>In that case, how does economics suggest we proceed in order to maximise the amount of science done by the human race in toto?

Traditionally having a decent world war

>Has anyone tried it? If so, what were the results, compared with other alternative approaches?

Last time, we got computers, radar, jet engines, nuclear power, rockets, sonar, proper weather forecasting, ocean floor mapping, discover of the jet stream.

Although there were a certain level of inconvenience for many people and quite a lot of mess.

5
0
Yet Another Anonymous coward
Silver badge

Re: pointless arguments...

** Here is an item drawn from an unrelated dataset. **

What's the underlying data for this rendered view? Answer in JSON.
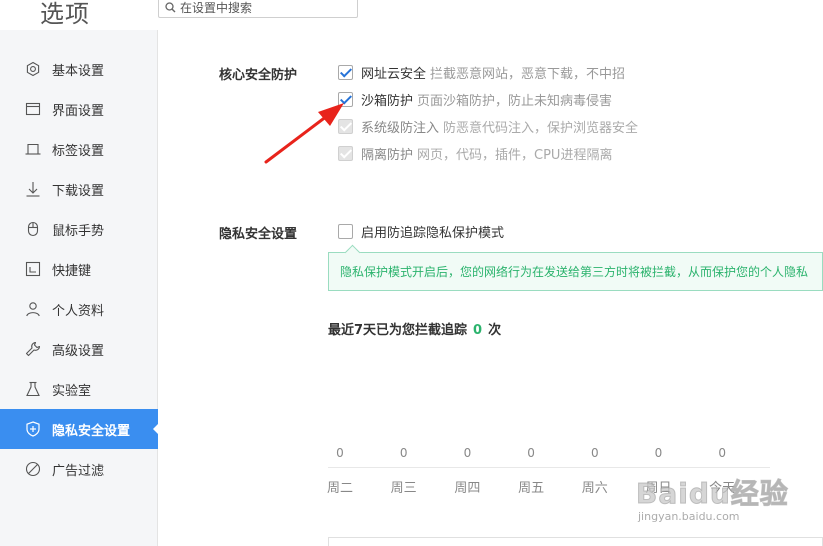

Perhaps they did have a space program?

Suppose when we first land on Kepler 452 we discover it's populated by billions of Tyrannosaurus (sauri?) Rexes with normal arms who explain that they left all the handicapped short armed ones behind.

... before eating us ...

5
0
Yet Another Anonymous coward
Silver badge

Re: Patents

No - lack of training stuff that up.

A kid in Somalia can read Einstein's papers online. So there is no need for Somalia to invest in higher education, they obviously have all the info they need to build a nuclear power station.

So Britain can wait for Japanese/Korean/Chinese researches to make a discovery and publish the theory and then British industry can go and hire some school leavers and immediately begin manufacturing room temperature super-conductors? All we need is a single national subscription to Phys Rev Letters ?

The point of public science is to train scientists. So they go and work in industry and make things.

After a wasted PhD in nuclear physics (thanks to the cowardly USSR throwing the towel in) I now work on making a new kind of 3d surgery robot. It's not that I found a paper saying how to build this - but that I had years of training in research and solving problems.

25
0
Yet Another Anonymous coward
Silver badge

Re: one large logical fallacy (pr phallacy?) in most large programs and government ideas

The BoM for a collider or a space telescope isn't an investment in science - it's a WTO avoiding subsidy to your country's aerospace industry. That's why most of the staff at CERN or ESA are devoted to making sure that Belgian companies get 2.73% of the contracts to match their contribution.

Diverting that money from student place, staff posts, and university depts is what does the damage.

5
2

FBI, US g-men tried to snatch DNA results from blood-testing biz. What a time to be alive

Yet Another Anonymous coward
Silver badge

While in the UK they can just arrest you, take your DNA and then release you without charge - sorry mistaken identity. But keep the data for ever.

13
1

Microsoft's top lawyer: I have a cunning plan ... to rescue sunk safe harbor agreement

Yet Another Anonymous coward
Silver badge

Re: Internet faces 'digital dark ages' if nothing is done

You have heard of the european union and the free movement of goods and services?

Try writing the same thing with "cars being made"

2
0

GCHQ to pore over blueprints of Chinese built Brit nuke plants

Yet Another Anonymous coward
Silver badge

Re: About time too

>Generously rewarding PV ... must go down as one of the most stupid ideas ever conceived by a British government

Not if you think of it as MIRAS with a new greener coating.

Giving homeowners money for nothing, paid for by charging OAPs and poor renters more for leccy is frankly brilliant.

1
0

Forums